Pedigree puppy registrations increased in 2003 by 8.6% with transfers up by 12.9%. It is also encouraging to note that the ratio of transfers to registrations is up by 2.3 percentage points to 62.7%. Litter applications were handled on average in three days with transfers being handled in two days.
Business growth also occurred in a number of other areas including Kennel Name/Affix applications, Imports and Exports services and Enhanced Pedigrees, which have proved to be extremely popular.
The Kennel Club Healthcare Plan continues to grow rapidly and contributes significantly to our commercial income allowing the Kennel Club to continue to invest in the well-being of the dog.
In 2003 our insurance provider, PetPartners, launched two new plans under the brand names of Petlog and Crufts. These have highly competitive premiums with a level of benefits aimed at all dog owners wishing to plan for unexpected veterinary expense.
Companion Dog Club
Launched in 2001, the Companion Dog Club continues to prosper – providing membership with a whole host of benefits for both crossbreed and pedigree dogs and giving members the opportunity to participate in exclusive Companion Dog Club classes at many of the Companion Dog Shows taking place around the country.

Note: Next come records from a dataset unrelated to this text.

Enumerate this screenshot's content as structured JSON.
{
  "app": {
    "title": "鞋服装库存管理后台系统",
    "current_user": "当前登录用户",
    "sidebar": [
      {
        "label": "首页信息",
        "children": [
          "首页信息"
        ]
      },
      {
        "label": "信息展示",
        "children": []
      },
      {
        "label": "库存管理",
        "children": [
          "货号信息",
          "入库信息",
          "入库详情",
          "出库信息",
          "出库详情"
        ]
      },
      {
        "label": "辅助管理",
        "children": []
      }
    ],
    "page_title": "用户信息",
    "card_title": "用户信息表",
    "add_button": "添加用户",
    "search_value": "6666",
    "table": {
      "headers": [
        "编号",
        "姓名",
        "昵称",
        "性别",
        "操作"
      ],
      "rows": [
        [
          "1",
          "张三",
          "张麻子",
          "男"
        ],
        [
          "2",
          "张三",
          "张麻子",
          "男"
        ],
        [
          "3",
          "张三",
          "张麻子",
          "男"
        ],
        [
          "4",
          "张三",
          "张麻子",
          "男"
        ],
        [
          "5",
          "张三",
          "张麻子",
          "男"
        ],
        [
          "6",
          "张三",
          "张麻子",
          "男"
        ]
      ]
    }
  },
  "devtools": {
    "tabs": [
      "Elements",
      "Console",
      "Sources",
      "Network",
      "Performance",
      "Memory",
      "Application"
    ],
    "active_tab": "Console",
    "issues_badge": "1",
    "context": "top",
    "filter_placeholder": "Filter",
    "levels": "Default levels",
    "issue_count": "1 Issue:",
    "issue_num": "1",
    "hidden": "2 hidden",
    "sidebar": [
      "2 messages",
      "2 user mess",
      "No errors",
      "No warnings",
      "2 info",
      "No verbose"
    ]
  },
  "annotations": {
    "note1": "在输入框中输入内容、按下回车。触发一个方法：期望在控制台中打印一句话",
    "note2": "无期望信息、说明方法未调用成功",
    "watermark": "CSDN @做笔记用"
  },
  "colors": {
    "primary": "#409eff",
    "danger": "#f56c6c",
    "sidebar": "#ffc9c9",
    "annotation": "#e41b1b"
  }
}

The growth trend in Petlog registrations continued throughout 2003, with an increase of 11% on the previous year. October 2003 saw the introduction of a new element to Petlog Plus in the form of a range of Lost and Found services, providing improved support to those customers who have lost their pet. In particular the introduction of a SMS text messaging service which enables owners and dog wardens to obtain direct access to the system to notify of a lost pet and trigger an alert to agencies in the area to look out for it or, to interrogate the system by scanning and inputting the details of an animal which has been found.
To be concluded next week